Music old or new?
By Ellen Robbins
The lines between old and new music are often blurred, especially when beloved standards are re-worked with understanding and sensitivity by younger musicians or even by their original creators. A sampling of our new music CDs is an evocative mixture that brings this idea home.
“Still the King: Celebrating the music of Bob Wills and his Texas Playboys” is a tribute album that is imbued with new life in the hands of ninetime Grammy winners Asleep at the Wheel. Bob Wills was known as the “King of Western Swing” in the 1930s well into the 1950s. In this 22-track release, Willie Nelson joins Merle Haggard, George Strait, Lyle Lovett and Del McCoury and other virtuosos in a dazzling display infused with unabashed enthusiasm for this rollicking genre.
2015 is the centennial of the matchless blues and jazz singer Billie Holiday. It’s no coincidence that Cassandra Wilson’s new album “Coming Forth by Day” is released now. Music reviewer Stephen Thomas Erleine has abundant praise for her celebration of Lady Day: “It luxuriates in its atmosphere, sometimes sliding into a groove suggesting smooth 70s soul, often handsomely evoking a cinematic torch song… moods that complement each other and suggest Holiday’s work without replacing it.” (allmusic.com)
Darlene Love is included among Rolling Stone’s 100 greatest singers. Her career spans 60 years from gospel to pop, and she appears in the academy award winning documentary “20 Feet from Stardom” (2013). Identified through much of her career with Phil Spector, who obscured her original style by attributing her singing credits to The Crystals, Darlene Love reemerges with her first solo album in 30 years. Produced by Steve Van Zandt, with songs recorded earlier by Bruce Springsteen and Elvis Costello among others, “Introducing Darlene Love” has had mixed reviews. Nonetheless, her vocal signature and prowess are abundantly clear. “This is likely the first album that Love has ever released to a wide culture of music fans who know her as the legend she always should have been rather than the footnote she once was” (Dave Bloom, Popmatters, 9/28/15).
A legend since he began his career with the Rolling Stones, Keith Richards is rated as fourth on Rolling Stone’s list of 100 greatest guitarists. “Cross-eyed Heart” is his first solo album since 1992. He has remained an unaffected original with unquestioned staying power. Elysa Gardner in USA Today observes that he is “one of the few vets in his field who has neither lost his edge nor devolved into a parody of his younger self. That enduring, effortless cool is rooted and reflected in his blues-based playing: muscular but not flashy, instinctively groovy, capable of brooding or stinging but also of expressing playfulness and joy.”
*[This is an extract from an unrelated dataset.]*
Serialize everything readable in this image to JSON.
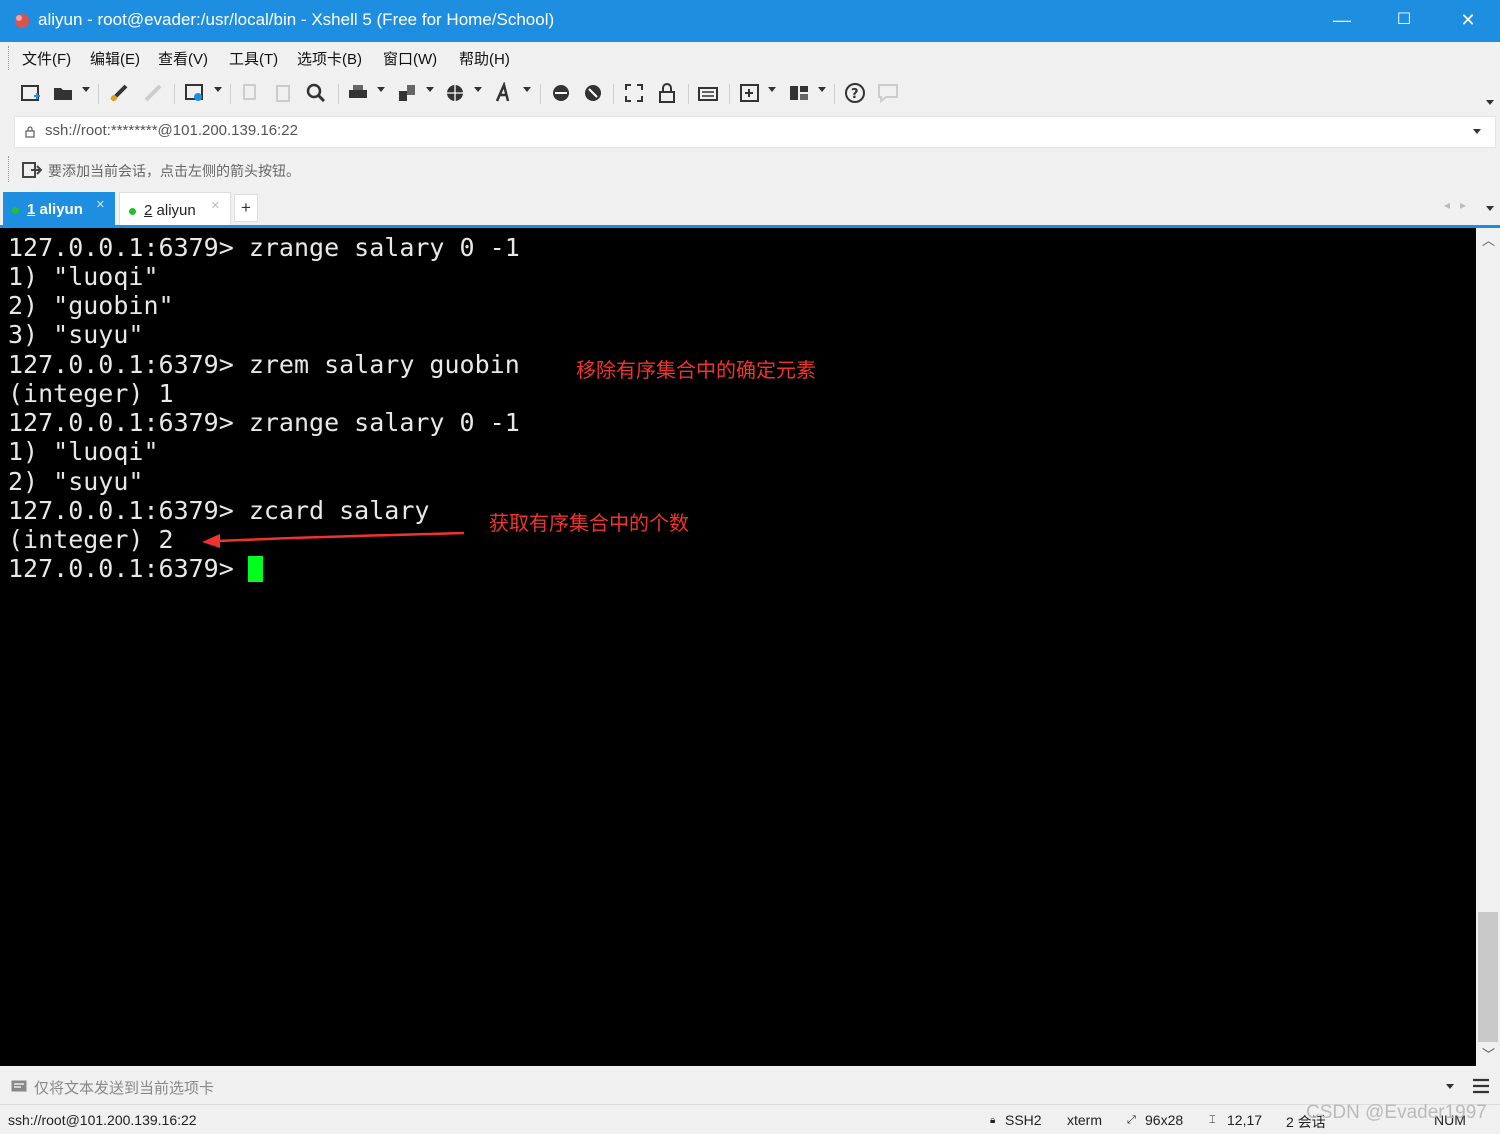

In their new album “Django and Jimmie,” Willie Nelson and Merle Haggard are invoking two icons that have inspired much of their music over the years: the gypsy guitarist Django Reinhardt who was legendary in the 1930s and 40s, and countrywestern swing musician Jimmie Rodgers. Rolling Stone’s reviewer calls the album “a grab bag of new songs and rerecorded signatures fixed on the duo’s own mythology, largely sans blue yodels or gypsy jazz. Highlights are Haggard’s “Missing Ol’ Johnny Cash”…and “It’s All Going to Pot,” the “420 Day” single that shows two masters nailing the right song at the right time.”
In her album “The Trackless Woods,” vocalist and composer Iris DeMent is inspired by the poems of Anna Akhmatova, who was born in 1889 and died in 1966. Dement and her husband adopted a child from Russia when she was six, and this album is in part an attempt to build a “symbolic bridge” to her daughter’s homeland.” What is so amazing is that she is inspired by a past that is neither her own, nor strictly musical. According to NPR, “Iris DeMent makes music that celebrates humanity’s efforts toward salvation, while acknowledging that most of our time on Earth is spent reconciling with the fact we don’t feel so redeemed. Grounded in hymns, early country songs, gospel and folk, DeMent’s work is treasured by those who know it for its insight and unabashed beauty.”
Visit the Library soon to hear albums by some of the most creative and accomplished musicians recording today, who both celebrate and re-imagine their artistic inspirations.
This article appeared in the October 2015 edition of the Takoma Park Newsletter. The Takoma Park Newsletter is available for download here.